Top of The data
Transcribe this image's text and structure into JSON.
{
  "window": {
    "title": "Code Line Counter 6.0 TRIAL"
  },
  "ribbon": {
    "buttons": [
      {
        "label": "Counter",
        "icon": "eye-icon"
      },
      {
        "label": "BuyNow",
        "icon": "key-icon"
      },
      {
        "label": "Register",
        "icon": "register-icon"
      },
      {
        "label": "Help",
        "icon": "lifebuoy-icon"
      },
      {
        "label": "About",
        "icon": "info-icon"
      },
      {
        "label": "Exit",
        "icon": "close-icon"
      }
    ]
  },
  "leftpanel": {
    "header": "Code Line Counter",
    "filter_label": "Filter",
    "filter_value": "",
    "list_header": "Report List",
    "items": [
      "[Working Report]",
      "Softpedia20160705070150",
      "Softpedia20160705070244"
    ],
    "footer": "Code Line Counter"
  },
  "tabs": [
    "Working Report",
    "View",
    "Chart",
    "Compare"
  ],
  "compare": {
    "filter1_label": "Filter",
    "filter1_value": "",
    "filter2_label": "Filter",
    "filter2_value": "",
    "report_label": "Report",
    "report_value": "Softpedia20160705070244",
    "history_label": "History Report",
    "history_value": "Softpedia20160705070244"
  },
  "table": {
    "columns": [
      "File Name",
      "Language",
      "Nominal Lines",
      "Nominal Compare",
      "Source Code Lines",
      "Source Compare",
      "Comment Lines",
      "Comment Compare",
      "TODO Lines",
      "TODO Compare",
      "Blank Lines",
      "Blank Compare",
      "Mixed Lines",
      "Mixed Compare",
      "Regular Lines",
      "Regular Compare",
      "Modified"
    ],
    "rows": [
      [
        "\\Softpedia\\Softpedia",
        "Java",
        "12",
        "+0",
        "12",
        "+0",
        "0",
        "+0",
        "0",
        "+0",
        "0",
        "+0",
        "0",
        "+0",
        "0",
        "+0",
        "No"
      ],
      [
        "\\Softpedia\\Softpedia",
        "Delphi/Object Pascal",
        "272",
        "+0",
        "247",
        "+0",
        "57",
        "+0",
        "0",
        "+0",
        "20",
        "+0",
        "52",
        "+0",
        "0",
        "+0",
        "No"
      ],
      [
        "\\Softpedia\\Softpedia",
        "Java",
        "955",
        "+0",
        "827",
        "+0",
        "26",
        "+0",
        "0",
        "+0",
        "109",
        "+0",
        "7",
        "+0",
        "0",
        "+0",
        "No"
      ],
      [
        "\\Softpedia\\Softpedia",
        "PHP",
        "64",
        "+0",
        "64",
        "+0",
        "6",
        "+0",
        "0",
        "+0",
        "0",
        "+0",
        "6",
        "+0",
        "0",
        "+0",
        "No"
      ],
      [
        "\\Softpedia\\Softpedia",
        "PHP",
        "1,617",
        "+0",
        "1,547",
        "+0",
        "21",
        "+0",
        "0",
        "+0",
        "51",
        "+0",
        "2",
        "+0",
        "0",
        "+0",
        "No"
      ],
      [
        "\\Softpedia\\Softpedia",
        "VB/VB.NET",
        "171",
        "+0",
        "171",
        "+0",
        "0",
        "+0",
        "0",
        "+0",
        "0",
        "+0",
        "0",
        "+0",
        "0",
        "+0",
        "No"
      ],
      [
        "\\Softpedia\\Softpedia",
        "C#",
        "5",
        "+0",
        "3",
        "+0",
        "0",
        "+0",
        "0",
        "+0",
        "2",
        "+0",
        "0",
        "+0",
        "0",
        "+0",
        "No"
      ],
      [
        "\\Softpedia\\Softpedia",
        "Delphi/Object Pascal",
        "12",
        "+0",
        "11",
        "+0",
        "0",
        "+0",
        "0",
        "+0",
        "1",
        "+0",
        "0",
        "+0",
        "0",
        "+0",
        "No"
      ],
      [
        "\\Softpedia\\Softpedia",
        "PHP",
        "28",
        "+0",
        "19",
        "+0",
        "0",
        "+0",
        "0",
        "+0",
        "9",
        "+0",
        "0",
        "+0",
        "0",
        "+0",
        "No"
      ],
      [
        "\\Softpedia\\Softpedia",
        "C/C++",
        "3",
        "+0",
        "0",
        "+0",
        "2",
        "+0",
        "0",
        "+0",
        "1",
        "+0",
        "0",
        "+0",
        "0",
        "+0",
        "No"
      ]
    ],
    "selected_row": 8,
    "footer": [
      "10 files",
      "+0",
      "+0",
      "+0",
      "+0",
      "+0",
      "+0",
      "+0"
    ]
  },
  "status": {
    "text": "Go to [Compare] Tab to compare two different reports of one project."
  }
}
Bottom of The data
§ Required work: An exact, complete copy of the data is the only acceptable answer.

§ Reply:
Transcribe this image's text and structure into JSON.
{
  "window": {
    "title": "Code Line Counter 6.0 TRIAL"
  },
  "ribbon": {
    "buttons": [
      {
        "label": "Counter",
        "icon": "eye-icon"
      },
      {
        "label": "BuyNow",
        "icon": "key-icon"
      },
      {
        "label": "Register",
        "icon": "register-icon"
      },
      {
        "label": "Help",
        "icon": "lifebuoy-icon"
      },
      {
        "label": "About",
        "icon": "info-icon"
      },
      {
        "label": "Exit",
        "icon": "close-icon"
      }
    ]
  },
  "leftpanel": {
    "header": "Code Line Counter",
    "filter_label": "Filter",
    "filter_value": "",
    "list_header": "Report List",
    "items": [
      "[Working Report]",
      "Softpedia20160705070150",
      "Softpedia20160705070244"
    ],
    "footer": "Code Line Counter"
  },
  "tabs": [
    "Working Report",
    "View",
    "Chart",
    "Compare"
  ],
  "compare": {
    "filter1_label": "Filter",
    "filter1_value": "",
    "filter2_label": "Filter",
    "filter2_value": "",
    "report_label": "Report",
    "report_value": "Softpedia20160705070244",
    "history_label": "History Report",
    "history_value": "Softpedia20160705070244"
  },
  "table": {
    "columns": [
      "File Name",
      "Language",
      "Nominal Lines",
      "Nominal Compare",
      "Source Code Lines",
      "Source Compare",
      "Comment Lines",
      "Comment Compare",
      "TODO Lines",
      "TODO Compare",
      "Blank Lines",
      "Blank Compare",
      "Mixed Lines",
      "Mixed Compare",
      "Regular Lines",
      "Regular Compare",
      "Modified"
    ],
    "rows": [
      [
        "\\Softpedia\\Softpedia",
        "Java",
        "12",
        "+0",
        "12",
        "+0",
        "0",
        "+0",
        "0",
        "+0",
        "0",
        "+0",
        "0",
        "+0",
        "0",
        "+0",
        "No"
      ],
      [
        "\\Softpedia\\Softpedia",
        "Delphi/Object Pascal",
        "272",
        "+0",
        "247",
        "+0",
        "57",
        "+0",
        "0",
        "+0",
        "20",
        "+0",
        "52",
        "+0",
        "0",
        "+0",
        "No"
      ],
      [
        "\\Softpedia\\Softpedia",
        "Java",
        "955",
        "+0",
        "827",
        "+0",
        "26",
        "+0",
        "0",
        "+0",
        "109",
        "+0",
        "7",
        "+0",
        "0",
        "+0",
        "No"
      ],
      [
        "\\Softpedia\\Softpedia",
        "PHP",
        "64",
        "+0",
        "64",
        "+0",
        "6",
        "+0",
        "0",
        "+0",
        "0",
        "+0",
        "6",
        "+0",
        "0",
        "+0",
        "No"
      ],
      [
        "\\Softpedia\\Softpedia",
        "PHP",
        "1,617",
        "+0",
        "1,547",
        "+0",
        "21",
        "+0",
        "0",
        "+0",
        "51",
        "+0",
        "2",
        "+0",
        "0",
        "+0",
        "No"
      ],
      [
        "\\Softpedia\\Softpedia",
        "VB/VB.NET",
        "171",
        "+0",
        "171",
        "+0",
        "0",
        "+0",
        "0",
        "+0",
        "0",
        "+0",
        "0",
        "+0",
        "0",
        "+0",
        "No"
      ],
      [
        "\\Softpedia\\Softpedia",
        "C#",
        "5",
        "+0",
        "3",
        "+0",
        "0",
        "+0",
        "0",
        "+0",
        "2",
        "+0",
        "0",
        "+0",
        "0",
        "+0",
        "No"
      ],
      [
        "\\Softpedia\\Softpedia",
        "Delphi/Object Pascal",
        "12",
        "+0",
        "11",
        "+0",
        "0",
        "+0",
        "0",
        "+0",
        "1",
        "+0",
        "0",
        "+0",
        "0",
        "+0",
        "No"
      ],
      [
        "\\Softpedia\\Softpedia",
        "PHP",
        "28",
        "+0",
        "19",
        "+0",
        "0",
        "+0",
        "0",
        "+0",
        "9",
        "+0",
        "0",
        "+0",
        "0",
        "+0",
        "No"
      ],
      [
        "\\Softpedia\\Softpedia",
        "C/C++",
        "3",
        "+0",
        "0",
        "+0",
        "2",
        "+0",
        "0",
        "+0",
        "1",
        "+0",
        "0",
        "+0",
        "0",
        "+0",
        "No"
      ]
    ],
    "selected_row": 8,
    "footer": [
      "10 files",
      "+0",
      "+0",
      "+0",
      "+0",
      "+0",
      "+0",
      "+0"
    ]
  },
  "status": {
    "text": "Go to [Compare] Tab to compare two different reports of one project."
  }
}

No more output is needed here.